Mediation & Arbitration
Mediation is a process in which the parties agree to have a neutral third party assist them in trying to resolve their dispute. The mediator has no authority to issue a decision, but rather helps the parties assess the relative strengths and weaknesses of their respective positions, with a goal of reaching a mutually agreed upon settlement.
If the parties are able to reach a resolution, they usually sign a binding settlement agreement. If no settlement is reached the parties are not bound by what was discussed in the session. Mediation is an informal process, in a confidential setting, that allows parties to explore any issues that they may consider relevant to help them come to terms.
Although the mediator is not in a decision-making role, the parties may request a “case evaluation.” A case evaluation may be oral or written. It is generally non-binding and allows the mediator to express his or her thoughts as to the relative merits of the case. A case evaluation can be used as a guide to the parties in their settlement negotiations.
In arbitration, parties agree to have a neutral third party, usually an attorney or retired judge who has expertise in the particular subject matter, hear the case presented and render a decision.
Arbitration is similar to a trial yet less formal and time-consuming, and less costly. In most cases the parties agree that the decision will be final and binding. An arbitrator is not bound by the rules of evidence and has a great deal of leeway in handling evidentiary issues. Most arbitrators will take rules of evidence into consideration but are not required to do so.
Evidence is presented and both sides usually make opening and closing statements. If witnesses are present, there is often direct and cross-examination. Pre-arbitration motions, hearings, or conference calls are possible to discuss the ground rules on how the hearing will proceed.
Parties to an arbitration hearing may choose to agree on “high/low parameters” that will limit the possible range of awards. These parameters are usually not disclosed to the neutral, but if the parties agree, may be disclosed.
Since arbitration is a contractual agreement between the parties, these agreements may involve terms specific to the case at hand, such as “liability only” decisions or any other limits as to what the arbitrator is being asked to rule on. Arbitrators generally issue a written decision within two to four weeks of a hearing.
In some cases, usually larger or more complicated ones, the parties may choose to utilize an arbitration panel composed of two or three arbitrators. In a two-member panel, each party picks an arbitrator and the two render a mutually agreed upon decision.
Two-member panels are most often used in “damages only” cases where the sole issue is valuation of an injury.

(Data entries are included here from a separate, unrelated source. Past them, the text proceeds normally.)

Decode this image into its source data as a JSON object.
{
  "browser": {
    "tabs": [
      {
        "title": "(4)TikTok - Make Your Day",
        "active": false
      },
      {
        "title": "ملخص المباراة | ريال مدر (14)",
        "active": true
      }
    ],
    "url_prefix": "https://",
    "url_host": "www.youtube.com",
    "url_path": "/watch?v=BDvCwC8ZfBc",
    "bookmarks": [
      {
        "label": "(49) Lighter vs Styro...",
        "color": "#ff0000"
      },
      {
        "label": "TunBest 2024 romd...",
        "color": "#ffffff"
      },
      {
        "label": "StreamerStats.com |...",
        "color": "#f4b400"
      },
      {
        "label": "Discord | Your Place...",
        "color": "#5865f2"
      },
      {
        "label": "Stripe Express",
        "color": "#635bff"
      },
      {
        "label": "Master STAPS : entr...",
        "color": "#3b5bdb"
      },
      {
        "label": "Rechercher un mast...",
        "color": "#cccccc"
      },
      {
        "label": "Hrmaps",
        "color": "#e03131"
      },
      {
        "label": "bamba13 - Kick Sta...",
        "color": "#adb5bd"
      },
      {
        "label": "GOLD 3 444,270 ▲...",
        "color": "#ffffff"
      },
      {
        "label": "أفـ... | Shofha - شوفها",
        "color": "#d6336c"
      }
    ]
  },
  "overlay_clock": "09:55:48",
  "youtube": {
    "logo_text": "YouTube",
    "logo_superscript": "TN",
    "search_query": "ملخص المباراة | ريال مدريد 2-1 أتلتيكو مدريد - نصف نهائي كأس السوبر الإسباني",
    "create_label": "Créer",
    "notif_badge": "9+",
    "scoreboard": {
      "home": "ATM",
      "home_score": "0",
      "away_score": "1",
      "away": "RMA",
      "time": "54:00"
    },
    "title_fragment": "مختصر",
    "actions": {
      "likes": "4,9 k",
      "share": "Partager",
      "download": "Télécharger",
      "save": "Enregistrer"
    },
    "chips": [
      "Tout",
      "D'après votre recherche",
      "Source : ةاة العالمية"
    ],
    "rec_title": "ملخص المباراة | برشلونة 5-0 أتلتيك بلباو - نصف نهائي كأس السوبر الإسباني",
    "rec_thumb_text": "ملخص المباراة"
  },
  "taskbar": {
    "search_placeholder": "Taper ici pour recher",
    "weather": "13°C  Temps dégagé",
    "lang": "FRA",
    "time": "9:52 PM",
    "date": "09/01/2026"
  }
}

Tribunals, or three member panels, are usually composed of a neutral picked by each side and a third arbitrator chosen by the first two neutrals or jointly by the parties. The three arbitrators hear the case together, mutually discuss how they will rule, and choose a panelist to write the decision, which they will sign and render.